CAREER: Blocks, Stickers, and Puzzles: Rethinking Computational Literacy Experiences in Informal Environments

June 1st, 2015 - May 31st, 2020 | PROJECT

A recent report by the Association for Computing Machinery estimates that by decade's end, half of all STEM jobs in the United States will be in computing. Yet, the participation of women and underrepresented groups in post-secondary computer science programs remains discouragingly and persistently low. One of the most important findings from research in computer science education is the degree to which informal experiences with computers (at many ages and in many settings) shape young people's trajectories through high school and into undergraduate degree programs. Just as early language and mathematics literacy begins at home and is reinforced throughout childhood through a variety of experiences both in school and out, for reasons of diversity and competency, formal experiences with computational literacy alone are insufficient for developing the next generation of scientists, engineers, and citizens. Thus, this CAREER program of research seeks to contribute to a conceptual and design framework to rethink computational literacy in informal environments in an effort to engage a broad and diverse audience. It builds on the concept of cultural forms to understand existing computational literacy practices across a variety of learning settings and to contribute innovative technology designs. As part of its overall strategy to enhance learning in informal environments, the Advancing Informal STEM Learning (AISL) program funds new approaches to and evidence-based understanding of the design and development of STEM learning in these settings. This CAREER program of research seeks to understand the role of cultural forms in informal computational learning experiences and to develop a theoretically grounded approach for designing such experiences for youth. This work starts from the premise that new forms of computational literacy will be born from existing cultural forms of literacy and numeracy (i.e., for mathematical literacy there are forms like counting songs -- "10 little ducks went out to play"). Many of these forms play out in homes between parents and children, in schools between teachers and students, and in all sorts of other place between friends and siblings. This program of study is a three-phased design and development effort focused on key research questions that include understanding (1) how cultural forms can help shape audience experiences in informal learning environments; (2) how different cultural forms interact with youth's identity-related needs and motivations; and (3) how new types of computational literacy experiences based on these forms can be created.

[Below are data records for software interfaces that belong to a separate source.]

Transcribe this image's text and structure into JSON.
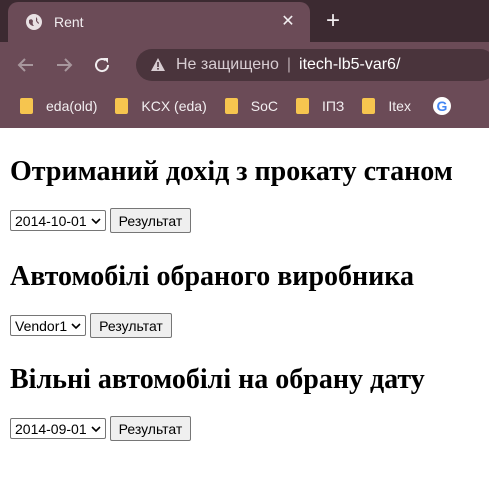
{
  "browser": {
    "tab_title": "Rent",
    "new_tab_symbol": "+",
    "close_symbol": "✕",
    "omnibox": {
      "security_text": "Не защищено",
      "separator": "|",
      "url": "itech-lb5-var6/"
    },
    "bookmarks": [
      {
        "label": "eda(old)"
      },
      {
        "label": "KCX (eda)"
      },
      {
        "label": "SoC"
      },
      {
        "label": "IПЗ"
      },
      {
        "label": "Itex"
      }
    ],
    "colors": {
      "frame": "#3c2a31",
      "toolbar": "#6b4b57",
      "omnibox": "#4a343c",
      "folder": "#f6c54f"
    }
  },
  "page": {
    "sections": [
      {
        "heading": "Отриманий дохід з прокату станом",
        "select_value": "2014-10-01",
        "button_label": "Результат"
      },
      {
        "heading": "Автомобілі обраного виробника",
        "select_value": "Vendor1",
        "button_label": "Результат"
      },
      {
        "heading": "Вільні автомобілі на обрану дату",
        "select_value": "2014-09-01",
        "button_label": "Результат"
      }
    ]
  }
}
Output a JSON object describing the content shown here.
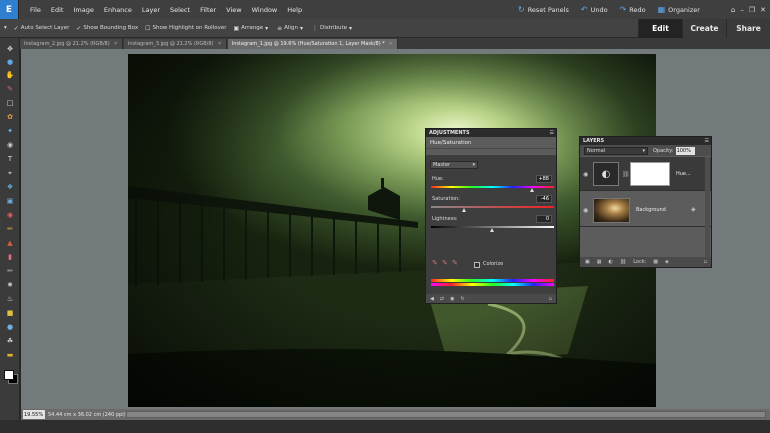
{
  "app": {
    "logo_text": "E"
  },
  "menu": [
    "File",
    "Edit",
    "Image",
    "Enhance",
    "Layer",
    "Select",
    "Filter",
    "View",
    "Window",
    "Help"
  ],
  "quick": {
    "reset": "Reset Panels",
    "undo": "Undo",
    "redo": "Redo",
    "organizer": "Organizer"
  },
  "modes": {
    "edit": "Edit",
    "create": "Create",
    "share": "Share"
  },
  "options": {
    "auto_select": "Auto Select Layer",
    "bounding_box": "Show Bounding Box",
    "highlight": "Show Highlight on Rollover",
    "arrange": "Arrange",
    "align": "Align",
    "distribute": "Distribute"
  },
  "tabs": [
    {
      "label": "Instagram_2.jpg @ 21.2% (RGB/8)"
    },
    {
      "label": "Instagram_3.jpg @ 21.2% (RGB/8)"
    },
    {
      "label": "Instagram_1.jpg @ 19.6% (Hue/Saturation 1, Layer Mask/8) *"
    }
  ],
  "adjustments": {
    "title": "ADJUSTMENTS",
    "name": "Hue/Saturation",
    "preset": "Master",
    "hue_label": "Hue:",
    "hue_value": "+88",
    "sat_label": "Saturation:",
    "sat_value": "-46",
    "light_label": "Lightness:",
    "light_value": "0",
    "colorize": "Colorize"
  },
  "layers": {
    "title": "LAYERS",
    "blend": "Normal",
    "opacity_label": "Opacity:",
    "opacity_value": "100%",
    "items": [
      {
        "name": "Hue..."
      },
      {
        "name": "Background"
      }
    ],
    "lock_label": "Lock:"
  },
  "status": {
    "zoom": "19.55%",
    "docinfo": "54.44 cm x 36.02 cm (240 ppi)"
  },
  "colors": {
    "accent": "#62a8ec",
    "tint": "#9fbf6e"
  }
}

Each phase includes inductive research that attempts to understand computational literacy as it exists in the world and a design phase guided by concrete learning objectives that address specific aspects of computational literacy. Data collection strategies will include naturalist observation, semi-structured, and in-depth interviews, and learning assessments; outcome measures will center on voluntary engagement, motivation, and persistence around the learning experiences. The contexts for research and design will be museums, homes, and afterschool programs. This research builds on a decade of experience by the PI in designing and studying computational literacy experiences across a range of learning settings including museums, homes, out-of-school programs, and classrooms. Engaging a broad and diverse audience in the future of STEM computing fields is an urgent priority of the US education system, both in schools and beyond. This project would complement substantial existing efforts to promote in-school computational literacy and, if successful, help bring about a more representative, computationally empowered citizenry. The integrated education plan supports the training and mentoring of graduate and undergraduate students in emerging research methods at the intersection of the learning sciences, computer science, and human-computer interaction. This work will also develop publically available learning experiences potentially impacting thousands of youth. These experiences will be available in museums, on the Web, and through App stores.

Project Website(s)

(no project website provided)

Team Members

Michael Horn, Principal Investigator, Northwestern University


Funding Source: NSF
Funding Program: ISE/AISL
Award Number: 1451762
Funding Amount: 130740


Audience: Educators | Teachers | Elementary School Children (6-10) | General Public | Middle School Children (11-13) | Museum | ISE Professionals | Scientists | Undergraduate | Graduate Students | Youth | Teen (up to 17)
Discipline: Computing and information science | Literacy | Social science and psychology
Resource Type: Project Descriptions
Environment Type: Afterschool Programs | Higher Education Programs | Informal | Formal Connections | Media and Technology | Museum and Science Center Programs | Public Programs | Websites | Mobile Apps | Online Media